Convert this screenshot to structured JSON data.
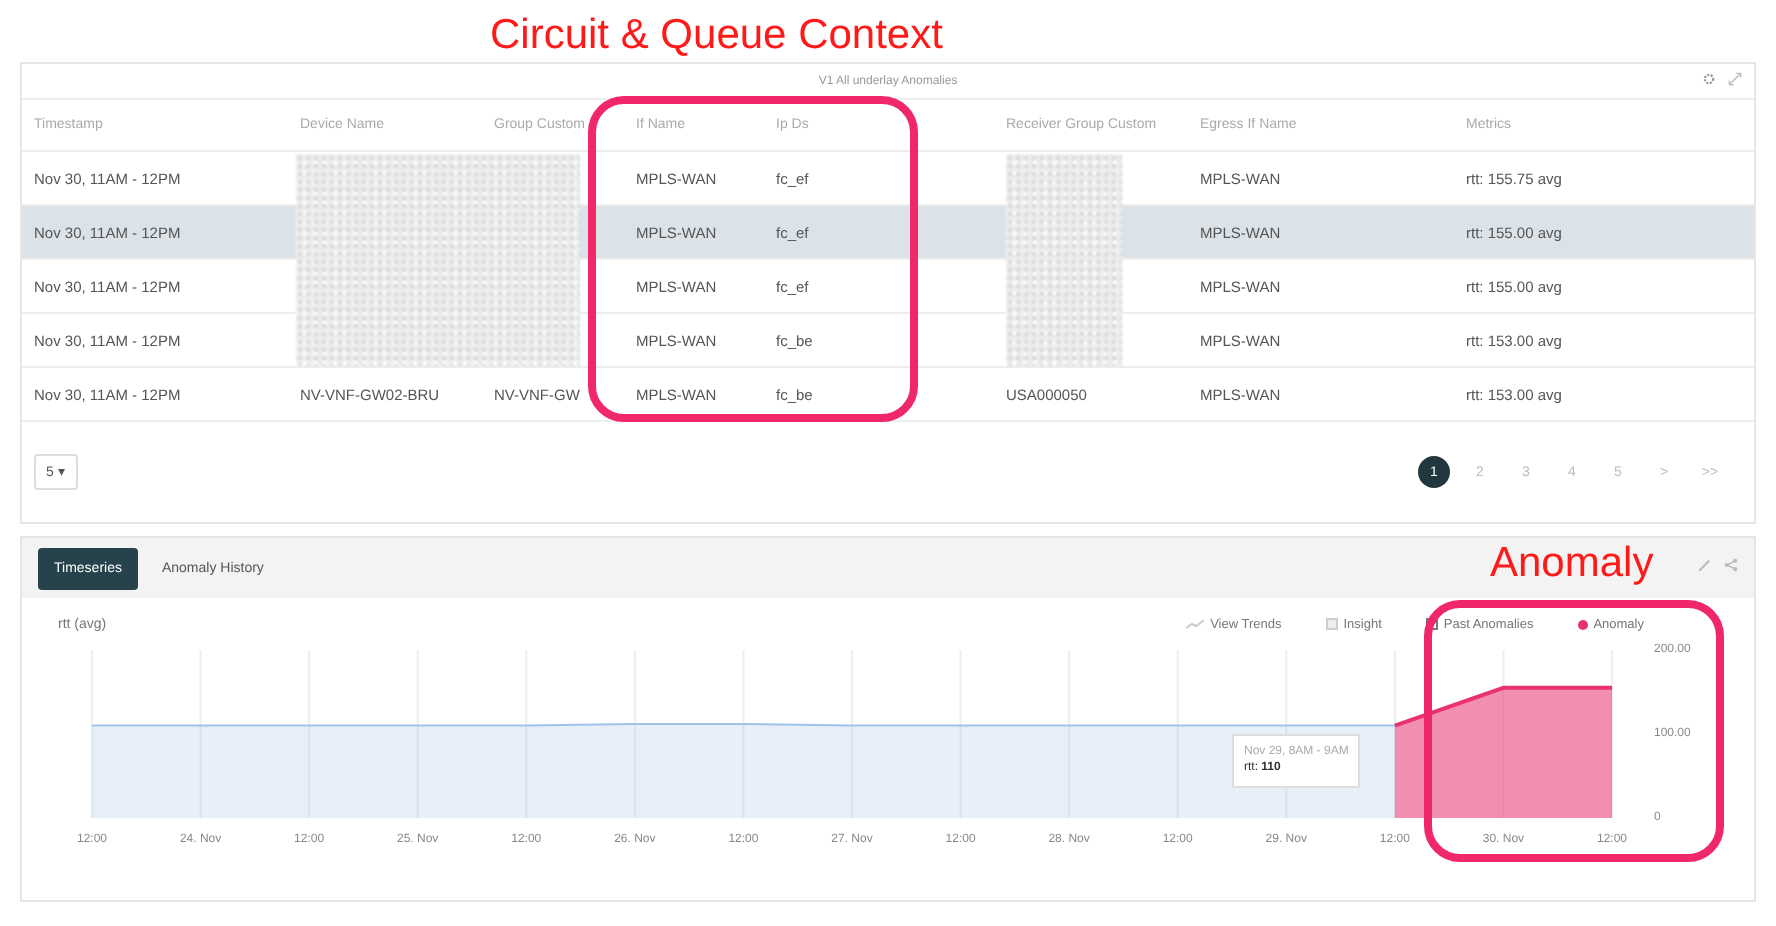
{
  "annotations": [
    {
      "text": "Circuit & Queue Context"
    },
    {
      "text": "Anomaly"
    }
  ],
  "table": {
    "title": "V1 All underlay Anomalies",
    "columns": [
      "Timestamp",
      "Device Name",
      "Group Custom",
      "If Name",
      "Ip Ds",
      "Receiver Group Custom",
      "Egress If Name",
      "Metrics"
    ],
    "rows": [
      {
        "selected": false,
        "cells": [
          "Nov 30, 11AM - 12PM",
          "",
          "",
          "MPLS-WAN",
          "fc_ef",
          "",
          "MPLS-WAN",
          "rtt: 155.75 avg"
        ]
      },
      {
        "selected": true,
        "cells": [
          "Nov 30, 11AM - 12PM",
          "",
          "",
          "MPLS-WAN",
          "fc_ef",
          "",
          "MPLS-WAN",
          "rtt: 155.00 avg"
        ]
      },
      {
        "selected": false,
        "cells": [
          "Nov 30, 11AM - 12PM",
          "",
          "",
          "MPLS-WAN",
          "fc_ef",
          "",
          "MPLS-WAN",
          "rtt: 155.00 avg"
        ]
      },
      {
        "selected": false,
        "cells": [
          "Nov 30, 11AM - 12PM",
          "",
          "",
          "MPLS-WAN",
          "fc_be",
          "",
          "MPLS-WAN",
          "rtt: 153.00 avg"
        ]
      },
      {
        "selected": false,
        "cells": [
          "Nov 30, 11AM - 12PM",
          "NV-VNF-GW02-BRU",
          "NV-VNF-GW",
          "MPLS-WAN",
          "fc_be",
          "USA000050",
          "MPLS-WAN",
          "rtt: 153.00 avg"
        ]
      }
    ],
    "page_size": "5 ▾",
    "pages": [
      {
        "label": "1",
        "selected": true
      },
      {
        "label": "2",
        "selected": false
      },
      {
        "label": "3",
        "selected": false
      },
      {
        "label": "4",
        "selected": false
      },
      {
        "label": "5",
        "selected": false
      },
      {
        "label": ">",
        "selected": false
      },
      {
        "label": ">>",
        "selected": false
      }
    ]
  },
  "chart_panel": {
    "tabs": [
      {
        "label": "Timeseries",
        "selected": true
      },
      {
        "label": "Anomaly History",
        "selected": false
      }
    ],
    "legend": [
      {
        "kind": "trend",
        "label": "View Trends"
      },
      {
        "kind": "box",
        "label": "Insight"
      },
      {
        "kind": "checkbox",
        "label": "Past Anomalies",
        "checked": true
      }
    ],
    "tooltip": {
      "title": "Nov 29, 8AM - 9AM",
      "value": "rtt: **110**"
    },
    "chart_data": {
      "type": "area",
      "ylabel": "rtt (avg)",
      "grid": true,
      "categories": [
        "12:00",
        "24. Nov",
        "12:00",
        "25. Nov",
        "12:00",
        "26. Nov",
        "12:00",
        "27. Nov",
        "12:00",
        "28. Nov",
        "12:00",
        "29. Nov",
        "12:00",
        "30. Nov",
        "12:00"
      ],
      "series": [
        {
          "color": "#9fc3e8",
          "values": [
            110,
            110,
            110,
            110,
            110,
            112,
            112,
            110,
            110,
            110,
            110,
            110,
            110,
            null,
            null
          ]
        },
        {
          "name": "Anomaly",
          "color": "#e8336f",
          "values": [
            null,
            null,
            null,
            null,
            null,
            null,
            null,
            null,
            null,
            null,
            null,
            null,
            110,
            155,
            155
          ]
        }
      ],
      "ylim": [
        0,
        200
      ],
      "yticks": [
        {
          "value": 0,
          "label": "0"
        },
        {
          "value": 100,
          "label": "100.00"
        },
        {
          "value": 200,
          "label": "200.00"
        }
      ]
    }
  }
}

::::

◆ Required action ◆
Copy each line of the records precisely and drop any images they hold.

◆ Solution to this exercise ◆
Convert this screenshot to structured JSON data.
{
  "annotations": [
    {
      "text": "Circuit & Queue Context"
    },
    {
      "text": "Anomaly"
    }
  ],
  "table": {
    "title": "V1 All underlay Anomalies",
    "columns": [
      "Timestamp",
      "Device Name",
      "Group Custom",
      "If Name",
      "Ip Ds",
      "Receiver Group Custom",
      "Egress If Name",
      "Metrics"
    ],
    "rows": [
      {
        "selected": false,
        "cells": [
          "Nov 30, 11AM - 12PM",
          "",
          "",
          "MPLS-WAN",
          "fc_ef",
          "",
          "MPLS-WAN",
          "rtt: 155.75 avg"
        ]
      },
      {
        "selected": true,
        "cells": [
          "Nov 30, 11AM - 12PM",
          "",
          "",
          "MPLS-WAN",
          "fc_ef",
          "",
          "MPLS-WAN",
          "rtt: 155.00 avg"
        ]
      },
      {
        "selected": false,
        "cells": [
          "Nov 30, 11AM - 12PM",
          "",
          "",
          "MPLS-WAN",
          "fc_ef",
          "",
          "MPLS-WAN",
          "rtt: 155.00 avg"
        ]
      },
      {
        "selected": false,
        "cells": [
          "Nov 30, 11AM - 12PM",
          "",
          "",
          "MPLS-WAN",
          "fc_be",
          "",
          "MPLS-WAN",
          "rtt: 153.00 avg"
        ]
      },
      {
        "selected": false,
        "cells": [
          "Nov 30, 11AM - 12PM",
          "NV-VNF-GW02-BRU",
          "NV-VNF-GW",
          "MPLS-WAN",
          "fc_be",
          "USA000050",
          "MPLS-WAN",
          "rtt: 153.00 avg"
        ]
      }
    ],
    "page_size": "5 ▾",
    "pages": [
      {
        "label": "1",
        "selected": true
      },
      {
        "label": "2",
        "selected": false
      },
      {
        "label": "3",
        "selected": false
      },
      {
        "label": "4",
        "selected": false
      },
      {
        "label": "5",
        "selected": false
      },
      {
        "label": ">",
        "selected": false
      },
      {
        "label": ">>",
        "selected": false
      }
    ]
  },
  "chart_panel": {
    "tabs": [
      {
        "label": "Timeseries",
        "selected": true
      },
      {
        "label": "Anomaly History",
        "selected": false
      }
    ],
    "legend": [
      {
        "kind": "trend",
        "label": "View Trends"
      },
      {
        "kind": "box",
        "label": "Insight"
      },
      {
        "kind": "checkbox",
        "label": "Past Anomalies",
        "checked": true
      }
    ],
    "tooltip": {
      "title": "Nov 29, 8AM - 9AM",
      "value": "rtt: **110**"
    },
    "chart_data": {
      "type": "area",
      "ylabel": "rtt (avg)",
      "grid": true,
      "categories": [
        "12:00",
        "24. Nov",
        "12:00",
        "25. Nov",
        "12:00",
        "26. Nov",
        "12:00",
        "27. Nov",
        "12:00",
        "28. Nov",
        "12:00",
        "29. Nov",
        "12:00",
        "30. Nov",
        "12:00"
      ],
      "series": [
        {
          "color": "#9fc3e8",
          "values": [
            110,
            110,
            110,
            110,
            110,
            112,
            112,
            110,
            110,
            110,
            110,
            110,
            110,
            null,
            null
          ]
        },
        {
          "name": "Anomaly",
          "color": "#e8336f",
          "values": [
            null,
            null,
            null,
            null,
            null,
            null,
            null,
            null,
            null,
            null,
            null,
            null,
            110,
            155,
            155
          ]
        }
      ],
      "ylim": [
        0,
        200
      ],
      "yticks": [
        {
          "value": 0,
          "label": "0"
        },
        {
          "value": 100,
          "label": "100.00"
        },
        {
          "value": 200,
          "label": "200.00"
        }
      ]
    }
  }
}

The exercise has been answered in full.